Eventually she did sell some pieces and gave 100 per cent of the proceeds from the sale to The African Girl Foundation. A charity close to her heart, it educates young girls on the menstrual process and provides reusable sanitary pads to young girls who can’t afford them so they can stay in school. “I am very pleased and honoured to say that all proceeds from the first sale went to The African Girl Foundation. I have pledged to continue to keep giving to them as it is very important to educate the girl child.”
A growing confidence in herself combined with demand from friends has led to Kamal giving basic art lessons in her studio. The money raised from the classes also goes to The African Girl Foundation. “I have up to six students at a time, and provide all the materials to them. I brew some fresh Kenyan coffee and make cupcakes for them so it’s a kind of a fun coffee meet up.”
The radio host now sees art as the gift that keeps giving and something she really enjoys. “I had never in my life thought that I would be capable of teaching anyone anything, and yet, here I am, teaching what I love doing the most. There is so much happiness in all this that I often take stock of the past few months and ask myself why I didn’t start this off sooner.”
Kamal feels rightfully proud of how far she has come. Her key message for others going through hardship is not to give up and she says there will always be an inner source of strength to get you through. For Kamal it was her two children. She sacrificed a lot on the way, but ultimately succeeded and taught her children the value of hard work. “Life will throw a lot at you. You either sink or swim. I was told I would amount to nothing and that I’d end up ruining my kids’ lives, but here I am telling you about my life and still looking for ways to keep on moving onwards and upwards.”

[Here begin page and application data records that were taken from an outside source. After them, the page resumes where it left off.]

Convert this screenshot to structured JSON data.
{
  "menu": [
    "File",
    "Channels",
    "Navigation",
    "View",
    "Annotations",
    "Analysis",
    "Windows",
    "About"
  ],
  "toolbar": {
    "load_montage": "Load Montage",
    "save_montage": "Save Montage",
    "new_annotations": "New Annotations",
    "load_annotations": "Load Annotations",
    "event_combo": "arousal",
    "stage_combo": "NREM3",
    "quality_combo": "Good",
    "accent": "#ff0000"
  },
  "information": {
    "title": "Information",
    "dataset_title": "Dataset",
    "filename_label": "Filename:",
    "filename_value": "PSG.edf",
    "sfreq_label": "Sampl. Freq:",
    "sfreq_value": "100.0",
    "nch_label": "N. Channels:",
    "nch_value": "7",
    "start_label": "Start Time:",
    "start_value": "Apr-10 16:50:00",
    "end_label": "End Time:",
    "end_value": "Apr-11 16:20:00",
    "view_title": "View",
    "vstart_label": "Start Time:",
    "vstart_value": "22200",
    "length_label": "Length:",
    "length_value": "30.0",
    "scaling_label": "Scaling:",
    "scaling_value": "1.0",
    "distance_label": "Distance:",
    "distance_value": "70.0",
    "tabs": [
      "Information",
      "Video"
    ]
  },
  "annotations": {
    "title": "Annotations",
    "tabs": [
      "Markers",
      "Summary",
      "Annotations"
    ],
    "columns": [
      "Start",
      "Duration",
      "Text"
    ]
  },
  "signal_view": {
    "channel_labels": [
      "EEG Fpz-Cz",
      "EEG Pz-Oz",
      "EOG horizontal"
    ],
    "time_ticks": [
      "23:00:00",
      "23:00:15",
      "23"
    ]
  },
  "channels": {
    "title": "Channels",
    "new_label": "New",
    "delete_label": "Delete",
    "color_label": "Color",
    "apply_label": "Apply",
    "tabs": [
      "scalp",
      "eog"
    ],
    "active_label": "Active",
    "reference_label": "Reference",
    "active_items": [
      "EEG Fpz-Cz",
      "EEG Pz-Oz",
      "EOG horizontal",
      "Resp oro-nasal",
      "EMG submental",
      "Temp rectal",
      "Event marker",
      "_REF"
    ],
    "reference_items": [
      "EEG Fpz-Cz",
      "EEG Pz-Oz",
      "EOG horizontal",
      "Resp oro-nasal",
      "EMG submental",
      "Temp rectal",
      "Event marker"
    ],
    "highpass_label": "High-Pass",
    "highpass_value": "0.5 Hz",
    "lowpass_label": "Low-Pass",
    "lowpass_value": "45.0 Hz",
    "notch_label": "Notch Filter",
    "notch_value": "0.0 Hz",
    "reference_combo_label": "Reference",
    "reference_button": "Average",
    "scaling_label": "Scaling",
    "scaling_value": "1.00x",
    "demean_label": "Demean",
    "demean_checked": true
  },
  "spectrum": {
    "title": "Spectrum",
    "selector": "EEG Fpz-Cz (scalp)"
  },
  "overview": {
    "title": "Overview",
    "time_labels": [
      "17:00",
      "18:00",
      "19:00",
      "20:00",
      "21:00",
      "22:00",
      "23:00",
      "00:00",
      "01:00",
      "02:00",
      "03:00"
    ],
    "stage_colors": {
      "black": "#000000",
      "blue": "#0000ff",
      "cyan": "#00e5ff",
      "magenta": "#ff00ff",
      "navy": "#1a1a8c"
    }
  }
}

Kamal smiles and finishes off by saying, “I’m not going to end this with a cheesy quote as much as I’d like to, but do believe in yourself even when no one else will. You matter the most in your life. Love yourself enough to get up and start again if you ever get knocked over.”